Have you no spirit for his service? Is your heart cold, and dead? Then take it to Christ.
"None but a bath of blood divine Can melt the flint away."
Repair again to Calvary, where your heart was first melted. You cannot linger amid the scenes of the crucifixion, and remain unaffected. The Pilgrim in his journey to the Celestial City, saw a cross, and stood still and wondered. He stood and looked, and looked again, "till the springs that were in his head, sent the waters down his cheeks." Draw near, that you may behold a suffering Jesus. Gaze upon that countenance that had borne no other look than that of benevolence. What agony is now depicted! Look again. See those hands, that had been filled only with benefits for men,-that had fed the hungry, opened blind eyes, and ministered healing mercies to the sick,-see them now pierced through with cruel nails! Look again. See those feet, that had borne him up and down, throughout the length and breadth of the land on errands of mercy, now spiked to the wood! And again. See that majestic brow, that had been ever radiant with more than a brother's compassion,-see it now all besprinkled and dripping with blood!
"See from his head, his hands, his feet, Sorrow and love flow mingled down!"
Look, if you can, still once again. There is that heart, that throbbed with more than a mother's affection,-is it not enough that it has been crushed, till it can beat no more? No, it must bleed! See! they have pierced it with a spear! His heart's blood is pouring forth! And for what? Wherefore all this?
"Was it for crimes that I had done, He groaned upon the tree?"
Yes, for you, my brother, all this for you! Surely must such love warm into life the best affections of your soul. Surely must it constrain you to make such returns as lie in your power, by putting forth every possible effort to save those for whom Christ died.

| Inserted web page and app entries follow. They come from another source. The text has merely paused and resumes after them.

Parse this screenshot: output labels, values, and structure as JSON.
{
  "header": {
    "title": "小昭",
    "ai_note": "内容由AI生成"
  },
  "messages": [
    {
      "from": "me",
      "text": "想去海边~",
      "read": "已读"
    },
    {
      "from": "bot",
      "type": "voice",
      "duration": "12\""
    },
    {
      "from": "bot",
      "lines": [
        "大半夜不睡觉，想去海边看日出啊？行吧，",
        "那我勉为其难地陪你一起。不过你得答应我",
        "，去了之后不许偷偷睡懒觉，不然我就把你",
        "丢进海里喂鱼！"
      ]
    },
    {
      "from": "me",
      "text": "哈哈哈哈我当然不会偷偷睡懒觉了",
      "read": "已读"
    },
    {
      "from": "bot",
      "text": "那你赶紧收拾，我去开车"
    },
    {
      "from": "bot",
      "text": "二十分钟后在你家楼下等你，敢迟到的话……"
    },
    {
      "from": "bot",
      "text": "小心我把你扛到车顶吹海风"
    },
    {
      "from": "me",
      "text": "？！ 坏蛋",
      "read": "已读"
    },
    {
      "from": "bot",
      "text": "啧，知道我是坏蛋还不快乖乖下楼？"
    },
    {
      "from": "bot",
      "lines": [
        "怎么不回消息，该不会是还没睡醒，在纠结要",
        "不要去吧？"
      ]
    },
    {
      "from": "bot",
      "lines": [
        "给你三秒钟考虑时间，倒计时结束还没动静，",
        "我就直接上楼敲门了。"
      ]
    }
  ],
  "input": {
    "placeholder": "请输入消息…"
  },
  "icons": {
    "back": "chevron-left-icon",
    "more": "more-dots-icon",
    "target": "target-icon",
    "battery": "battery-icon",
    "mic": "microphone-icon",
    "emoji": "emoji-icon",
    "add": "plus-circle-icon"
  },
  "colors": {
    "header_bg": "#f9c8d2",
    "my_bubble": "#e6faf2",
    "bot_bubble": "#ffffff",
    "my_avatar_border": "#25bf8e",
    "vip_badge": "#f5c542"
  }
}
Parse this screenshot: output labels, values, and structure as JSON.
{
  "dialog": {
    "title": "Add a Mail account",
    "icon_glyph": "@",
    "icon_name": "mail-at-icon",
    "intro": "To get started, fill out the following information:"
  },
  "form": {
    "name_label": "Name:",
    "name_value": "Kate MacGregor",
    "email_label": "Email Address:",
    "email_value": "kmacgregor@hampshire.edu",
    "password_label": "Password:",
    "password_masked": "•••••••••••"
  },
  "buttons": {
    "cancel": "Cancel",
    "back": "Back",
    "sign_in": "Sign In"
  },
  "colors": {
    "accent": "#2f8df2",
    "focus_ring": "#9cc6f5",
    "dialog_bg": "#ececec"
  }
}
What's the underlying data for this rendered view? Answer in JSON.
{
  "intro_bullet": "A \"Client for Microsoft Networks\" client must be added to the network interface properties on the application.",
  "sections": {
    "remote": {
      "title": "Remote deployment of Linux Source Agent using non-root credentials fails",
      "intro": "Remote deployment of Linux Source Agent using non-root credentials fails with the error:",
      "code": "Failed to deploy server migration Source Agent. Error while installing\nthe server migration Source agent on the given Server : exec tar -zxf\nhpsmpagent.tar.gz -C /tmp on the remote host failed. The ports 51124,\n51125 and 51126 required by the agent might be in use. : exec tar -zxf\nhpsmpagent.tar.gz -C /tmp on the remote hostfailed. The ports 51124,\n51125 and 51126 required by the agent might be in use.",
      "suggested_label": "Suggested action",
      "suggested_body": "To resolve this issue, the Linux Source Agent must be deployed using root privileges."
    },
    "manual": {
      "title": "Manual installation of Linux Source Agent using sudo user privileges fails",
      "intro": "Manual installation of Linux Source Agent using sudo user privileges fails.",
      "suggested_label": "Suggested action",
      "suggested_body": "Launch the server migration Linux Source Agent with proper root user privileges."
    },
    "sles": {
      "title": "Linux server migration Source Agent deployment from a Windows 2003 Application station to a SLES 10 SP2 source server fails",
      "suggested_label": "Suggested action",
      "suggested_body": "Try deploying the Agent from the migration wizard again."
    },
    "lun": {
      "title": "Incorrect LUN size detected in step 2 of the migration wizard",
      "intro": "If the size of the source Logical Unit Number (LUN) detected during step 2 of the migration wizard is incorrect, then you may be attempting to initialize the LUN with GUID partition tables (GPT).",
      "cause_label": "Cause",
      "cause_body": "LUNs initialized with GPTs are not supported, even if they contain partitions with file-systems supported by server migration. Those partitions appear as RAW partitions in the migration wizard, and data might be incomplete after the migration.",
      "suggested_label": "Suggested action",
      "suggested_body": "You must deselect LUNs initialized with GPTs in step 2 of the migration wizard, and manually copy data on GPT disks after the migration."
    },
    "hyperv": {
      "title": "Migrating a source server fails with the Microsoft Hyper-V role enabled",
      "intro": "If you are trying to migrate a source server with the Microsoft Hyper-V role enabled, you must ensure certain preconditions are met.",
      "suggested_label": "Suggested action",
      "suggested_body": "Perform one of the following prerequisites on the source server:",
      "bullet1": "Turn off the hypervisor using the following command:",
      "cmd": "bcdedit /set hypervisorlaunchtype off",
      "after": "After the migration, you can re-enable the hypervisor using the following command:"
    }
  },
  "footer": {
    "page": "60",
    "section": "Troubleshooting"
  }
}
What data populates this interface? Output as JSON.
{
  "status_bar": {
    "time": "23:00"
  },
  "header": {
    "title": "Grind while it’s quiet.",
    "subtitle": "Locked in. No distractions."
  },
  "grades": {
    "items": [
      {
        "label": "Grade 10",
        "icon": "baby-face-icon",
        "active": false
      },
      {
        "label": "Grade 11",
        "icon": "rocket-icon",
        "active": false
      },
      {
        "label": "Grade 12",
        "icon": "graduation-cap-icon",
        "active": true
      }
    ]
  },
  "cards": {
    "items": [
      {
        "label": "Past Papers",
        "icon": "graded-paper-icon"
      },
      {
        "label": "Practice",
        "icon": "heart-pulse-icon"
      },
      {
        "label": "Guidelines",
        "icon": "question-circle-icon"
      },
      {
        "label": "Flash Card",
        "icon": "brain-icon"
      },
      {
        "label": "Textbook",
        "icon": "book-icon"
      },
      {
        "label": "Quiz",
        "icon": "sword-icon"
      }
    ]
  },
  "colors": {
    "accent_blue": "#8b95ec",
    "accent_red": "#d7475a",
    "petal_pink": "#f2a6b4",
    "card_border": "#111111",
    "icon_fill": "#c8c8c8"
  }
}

And thus yourself revived, encourage this same spirit among your brethren; nor cease, at the mercy-seat of the Everlasting Father, to urge, with the faithful of the earth, the earnest cry, "O Lord, revive thy work!"